When it comes to any hot technology, we are typically always best served by listening to the people who are building the core technologies – not the ones who are either merely putting the Lego bricks together or, worse, the ones who just talk… (via Pascal)

What We Are Reading

😀 A Crucial Character Trait for Happiness Enthusiasm is a personality trait that appears to drive happiness the most. In fact, to get happier, we can increase our zest for the common objects in our lives. JaneRead

🛀 Why You May Do Your Best Thinking in the Shower Powerful insights can often come when you actually give a break to deliberate thought; doing mindless (very automatic) things like showering, walking, or washing dishes can help you enter a ‘flow’ state and have those ‘aha!’ moments. MafeRead

🪴 Let’s talk about ‘regenerative business’ not sustainability As the climate crisis deepens, expect to hear a LOT more businesses talking — genuinely or opportunistically — about “regenerative” models rather than now outmoded “sustainability.” Here’s a primer on the zeitgeisty term. JeffreyRead

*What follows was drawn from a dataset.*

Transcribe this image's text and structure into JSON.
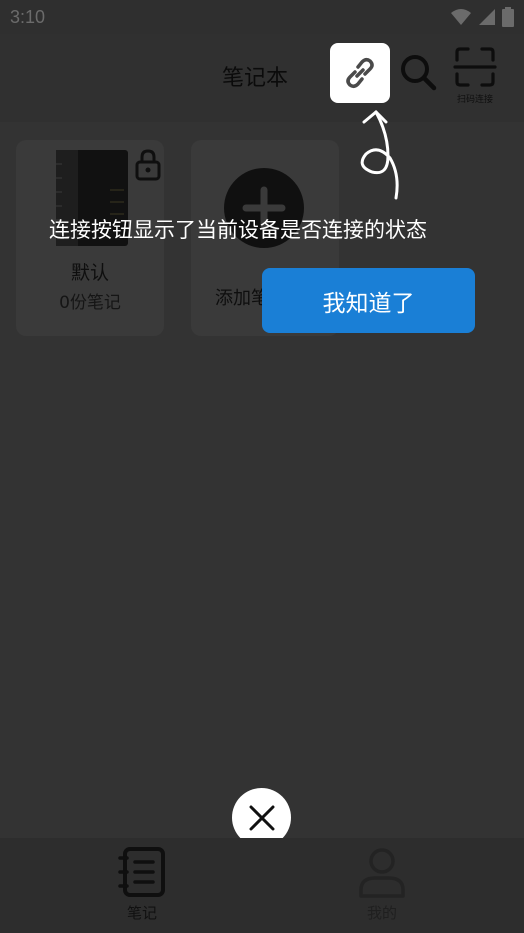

📊 When Scenario Planning Fails “Emergencies are business as usual” perfectly describes how striking a balance between a structured tool and the ambiguous context it should serve seems to be the shared take on scenario planning among the researched firms. JulianRead

🇳🇴 Many Norwegians never found success in Latin America Were these Norwegians that came to Latin America in the 1900s really adventurers, or did they later write this to justify a journey that had turned out to be less profitable than they had expected? PedroRead

👨‍🎤 A.I. Pop Culture Is Already Here In case you are wondering if (and possibly how) AI might affect culture — that train has left the station a while ago. PascalRead

The Thin Wisps of Tomorrow

🤖 We talked about this in previous briefings: Marry a LLM with the capabilities to act and you get autonomous agents. Here’s where we are at.

💾 This is a big deal – Stability AI made it’s LLM open source.

🎶 Liam Gallagher, frontman of Oasis, embraces generative AI – “I sound mega.”

🔋 Major breakthroughs in battery technology are coming.

🧑‍🎨 Still trying to figure out how to get the best results out of Midjourney (and other text-to-image AIs)? Fret not, here is your comprehensive guide.

🎧 Own a pair of Apple AirPods? Did you know that you can tweak them quite a bit to make them sound (even) better?

Internet Finds

Take a ride on the space elevator – this one is not only fun for kids but for adults as well. 🛗

In Other Parts of the Radical Universe

🏴‍☠️ The Heretic: Perfection Sucks, and It’s Boring 🎧 Listen 📺 Watch

🧨 Disrupt Disruption - The Podcast: We brought Christina Nesheva, CEO at Officinae Bio, back to talk about leadership. Listen now.

📕 Disrupt Disruption – The Book: Get your copy of our bestselling book and learn how to decode the future, disrupt your industry, and transform your business here.